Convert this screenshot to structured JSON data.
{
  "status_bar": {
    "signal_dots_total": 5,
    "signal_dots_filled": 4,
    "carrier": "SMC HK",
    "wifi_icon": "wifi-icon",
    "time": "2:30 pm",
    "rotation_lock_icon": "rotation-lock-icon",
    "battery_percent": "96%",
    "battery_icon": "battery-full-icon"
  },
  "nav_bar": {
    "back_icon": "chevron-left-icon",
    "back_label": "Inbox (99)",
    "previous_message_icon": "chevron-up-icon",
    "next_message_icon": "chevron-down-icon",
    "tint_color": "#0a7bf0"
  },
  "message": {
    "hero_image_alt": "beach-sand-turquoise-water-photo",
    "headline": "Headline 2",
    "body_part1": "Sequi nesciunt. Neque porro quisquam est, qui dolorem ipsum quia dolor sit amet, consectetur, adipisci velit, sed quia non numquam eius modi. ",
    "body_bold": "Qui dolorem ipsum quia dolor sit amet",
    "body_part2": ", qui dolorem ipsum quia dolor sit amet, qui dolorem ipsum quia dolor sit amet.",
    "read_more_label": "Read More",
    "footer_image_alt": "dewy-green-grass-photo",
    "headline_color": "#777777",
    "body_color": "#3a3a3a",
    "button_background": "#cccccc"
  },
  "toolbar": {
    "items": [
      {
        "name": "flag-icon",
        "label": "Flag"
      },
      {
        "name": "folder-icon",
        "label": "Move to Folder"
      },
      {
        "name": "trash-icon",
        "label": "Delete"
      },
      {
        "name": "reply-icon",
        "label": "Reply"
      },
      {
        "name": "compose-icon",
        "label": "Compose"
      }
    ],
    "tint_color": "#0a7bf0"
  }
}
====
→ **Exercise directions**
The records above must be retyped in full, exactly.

→ **Answer section**
Convert this screenshot to structured JSON data.
{
  "status_bar": {
    "signal_dots_total": 5,
    "signal_dots_filled": 4,
    "carrier": "SMC HK",
    "wifi_icon": "wifi-icon",
    "time": "2:30 pm",
    "rotation_lock_icon": "rotation-lock-icon",
    "battery_percent": "96%",
    "battery_icon": "battery-full-icon"
  },
  "nav_bar": {
    "back_icon": "chevron-left-icon",
    "back_label": "Inbox (99)",
    "previous_message_icon": "chevron-up-icon",
    "next_message_icon": "chevron-down-icon",
    "tint_color": "#0a7bf0"
  },
  "message": {
    "hero_image_alt": "beach-sand-turquoise-water-photo",
    "headline": "Headline 2",
    "body_part1": "Sequi nesciunt. Neque porro quisquam est, qui dolorem ipsum quia dolor sit amet, consectetur, adipisci velit, sed quia non numquam eius modi. ",
    "body_bold": "Qui dolorem ipsum quia dolor sit amet",
    "body_part2": ", qui dolorem ipsum quia dolor sit amet, qui dolorem ipsum quia dolor sit amet.",
    "read_more_label": "Read More",
    "footer_image_alt": "dewy-green-grass-photo",
    "headline_color": "#777777",
    "body_color": "#3a3a3a",
    "button_background": "#cccccc"
  },
  "toolbar": {
    "items": [
      {
        "name": "flag-icon",
        "label": "Flag"
      },
      {
        "name": "folder-icon",
        "label": "Move to Folder"
      },
      {
        "name": "trash-icon",
        "label": "Delete"
      },
      {
        "name": "reply-icon",
        "label": "Reply"
      },
      {
        "name": "compose-icon",
        "label": "Compose"
      }
    ],
    "tint_color": "#0a7bf0"
  }
}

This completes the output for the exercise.